The Sami is an ancient people of hunters and gatherers, particularly associated with the reindeer and reindeer hunting – and in more recent centuries also reindeer herding. Historically, the Sami settled across the northern parts of Norway, Sweden, Finland, and in north-west Russia. Sápmi is the name of the Sami’s traditional territory. Today’s overall population is estimated at between 80,000 and 115,000: 50,000 to 65,000 in Norway, 20,000 to 40,000 in Sweden, 8,000 in Finland and 2,000 in Russia. In Norway, around 3,000 people are currently actively working with the traditional reindeer herding. Throughout Sápmi, there are 10 different Sami sub-languages.
The traditional Sami way of life is a fascinating gateway into the earliest Nordic civilisations, as they evolved after the last ice age, some ten thousand years ago.
In recent years, the Norwegian authorities have made an active attempt to right some of the many past wrongs done to the Sami people. Like so many minorities around the world, the Sami suffered ridicule and forced assimilation.
The Norwegian constitution
In 1988, the Norwegian national parliament added a new clause to the Norwegian constitution – with a specific mention of Sami rights: «The authorities of the state shall create conditions enabling the Sami people to preserve and develop its language, culture and way of life». The Norwegian Sami Assembly was established in 1989.

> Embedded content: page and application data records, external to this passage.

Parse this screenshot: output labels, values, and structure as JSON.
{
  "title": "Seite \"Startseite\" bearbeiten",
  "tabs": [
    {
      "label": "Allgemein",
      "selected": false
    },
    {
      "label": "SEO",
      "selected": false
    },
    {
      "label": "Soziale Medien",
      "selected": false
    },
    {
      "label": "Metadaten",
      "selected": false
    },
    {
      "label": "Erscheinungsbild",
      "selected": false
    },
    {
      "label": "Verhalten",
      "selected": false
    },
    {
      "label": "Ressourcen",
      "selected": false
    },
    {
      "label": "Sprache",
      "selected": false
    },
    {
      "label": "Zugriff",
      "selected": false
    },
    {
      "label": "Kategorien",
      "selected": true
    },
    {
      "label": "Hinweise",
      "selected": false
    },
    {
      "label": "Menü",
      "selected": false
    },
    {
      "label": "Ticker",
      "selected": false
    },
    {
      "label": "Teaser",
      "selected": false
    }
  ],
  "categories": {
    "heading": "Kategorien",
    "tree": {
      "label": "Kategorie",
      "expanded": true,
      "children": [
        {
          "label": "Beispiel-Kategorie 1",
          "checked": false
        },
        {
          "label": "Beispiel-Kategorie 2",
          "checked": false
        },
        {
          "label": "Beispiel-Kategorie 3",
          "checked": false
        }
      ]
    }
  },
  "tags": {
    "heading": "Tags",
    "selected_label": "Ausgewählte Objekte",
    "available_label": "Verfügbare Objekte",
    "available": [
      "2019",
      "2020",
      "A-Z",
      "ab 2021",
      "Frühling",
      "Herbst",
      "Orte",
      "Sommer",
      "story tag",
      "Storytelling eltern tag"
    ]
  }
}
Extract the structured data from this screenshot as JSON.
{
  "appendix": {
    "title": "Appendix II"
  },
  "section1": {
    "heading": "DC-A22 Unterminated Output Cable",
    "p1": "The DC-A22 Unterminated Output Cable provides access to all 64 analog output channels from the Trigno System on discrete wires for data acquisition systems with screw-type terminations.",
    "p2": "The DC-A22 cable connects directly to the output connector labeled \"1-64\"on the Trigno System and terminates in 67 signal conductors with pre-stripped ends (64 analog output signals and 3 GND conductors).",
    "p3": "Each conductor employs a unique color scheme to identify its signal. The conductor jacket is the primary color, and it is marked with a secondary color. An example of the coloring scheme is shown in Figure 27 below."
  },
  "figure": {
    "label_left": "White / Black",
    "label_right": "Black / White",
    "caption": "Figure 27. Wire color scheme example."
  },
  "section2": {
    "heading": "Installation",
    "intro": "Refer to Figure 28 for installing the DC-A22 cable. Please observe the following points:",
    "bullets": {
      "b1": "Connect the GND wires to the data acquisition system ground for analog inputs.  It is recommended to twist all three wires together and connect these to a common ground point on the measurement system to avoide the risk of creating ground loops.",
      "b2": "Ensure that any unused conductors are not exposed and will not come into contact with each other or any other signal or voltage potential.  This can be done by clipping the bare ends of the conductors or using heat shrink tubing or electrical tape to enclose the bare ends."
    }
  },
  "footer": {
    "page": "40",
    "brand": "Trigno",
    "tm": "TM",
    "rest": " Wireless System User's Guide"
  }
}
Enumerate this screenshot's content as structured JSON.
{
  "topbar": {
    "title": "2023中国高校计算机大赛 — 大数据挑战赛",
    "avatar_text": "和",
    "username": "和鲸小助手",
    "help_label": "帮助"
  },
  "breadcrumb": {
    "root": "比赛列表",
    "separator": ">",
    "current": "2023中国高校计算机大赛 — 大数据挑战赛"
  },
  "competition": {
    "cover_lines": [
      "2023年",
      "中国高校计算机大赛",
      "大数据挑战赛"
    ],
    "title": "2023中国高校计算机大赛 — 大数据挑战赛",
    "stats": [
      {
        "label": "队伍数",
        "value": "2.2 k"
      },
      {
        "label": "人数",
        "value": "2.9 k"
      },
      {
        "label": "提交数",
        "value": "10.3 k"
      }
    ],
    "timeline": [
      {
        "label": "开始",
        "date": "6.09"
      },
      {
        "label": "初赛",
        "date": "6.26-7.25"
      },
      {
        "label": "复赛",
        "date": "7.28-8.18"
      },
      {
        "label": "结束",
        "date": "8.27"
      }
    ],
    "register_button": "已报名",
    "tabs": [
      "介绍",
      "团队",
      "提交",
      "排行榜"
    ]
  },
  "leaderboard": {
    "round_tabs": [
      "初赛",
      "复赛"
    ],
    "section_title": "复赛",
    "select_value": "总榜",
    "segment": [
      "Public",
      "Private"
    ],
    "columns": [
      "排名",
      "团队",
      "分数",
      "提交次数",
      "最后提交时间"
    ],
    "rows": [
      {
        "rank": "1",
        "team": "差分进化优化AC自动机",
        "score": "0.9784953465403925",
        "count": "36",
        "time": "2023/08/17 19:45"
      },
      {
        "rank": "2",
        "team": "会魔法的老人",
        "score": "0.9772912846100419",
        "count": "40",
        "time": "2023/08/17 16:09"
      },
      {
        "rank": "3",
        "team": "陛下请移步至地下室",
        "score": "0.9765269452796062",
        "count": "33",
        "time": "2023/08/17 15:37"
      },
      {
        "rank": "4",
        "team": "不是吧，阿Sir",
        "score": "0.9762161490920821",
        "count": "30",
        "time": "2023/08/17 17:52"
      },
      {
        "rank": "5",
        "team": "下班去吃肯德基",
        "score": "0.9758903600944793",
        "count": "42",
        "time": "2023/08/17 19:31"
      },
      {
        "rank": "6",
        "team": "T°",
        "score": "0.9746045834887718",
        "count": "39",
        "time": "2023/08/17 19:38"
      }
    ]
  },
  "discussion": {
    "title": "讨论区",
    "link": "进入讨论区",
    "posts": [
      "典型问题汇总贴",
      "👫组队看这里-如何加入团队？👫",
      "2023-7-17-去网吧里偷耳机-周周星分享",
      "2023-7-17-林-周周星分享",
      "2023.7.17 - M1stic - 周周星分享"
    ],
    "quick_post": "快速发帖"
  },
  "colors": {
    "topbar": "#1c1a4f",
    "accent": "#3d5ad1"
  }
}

Today, the Sami culture and identity are again on the rise – but for many, the wounds of the past are difficult to heal.
An overdue and public apology
In 1997, King Harald V of Norway stood before the the Norwegian Sami Assembly to publicly apologise for the appalling behaviour of the Norwegian majority – particularly during the last two centuries. Below, you will see part of his speech, translated into English.
«The Norwegian state is founded upon the territories of two peoples – the Norwegians and the Sami. Sami history is closely interwoven with Norwegian history.
Today, we must apologise for the injustice previously inflicted upon the Sami people by the Norwegian authorities – through a hard assimilation policy.
The Norwegian State, therefore, has a particular responsibility for facilitating the Sami people’s ability to build a strong and viable society. This is a historical right based on the Sami’s presence in their cultural regions, which stretches far back in time».
Recommended read: The Norwegian reindeer | and the Norwegians
Below, you will find a video from the Norwegian Broadcasting Corporation containing part of the king’s speech (additional commentary in Sami with Norwegian subtitles) – used by kind permission – all rights reserved.
Main source: nrk.no | stortinget.no | snl.no
Main photo: Henrik Sara, his wife, two daughters and a third young lady outside their tent. Mikkel Bonga with the pipe. Cedar’s mine, Badderen, Kvænangen, Finnmark, Norway. | Photo: Hanna Resvoll-Holmsen – digitaltmuseum.no FBib.01005-070 – Public domain.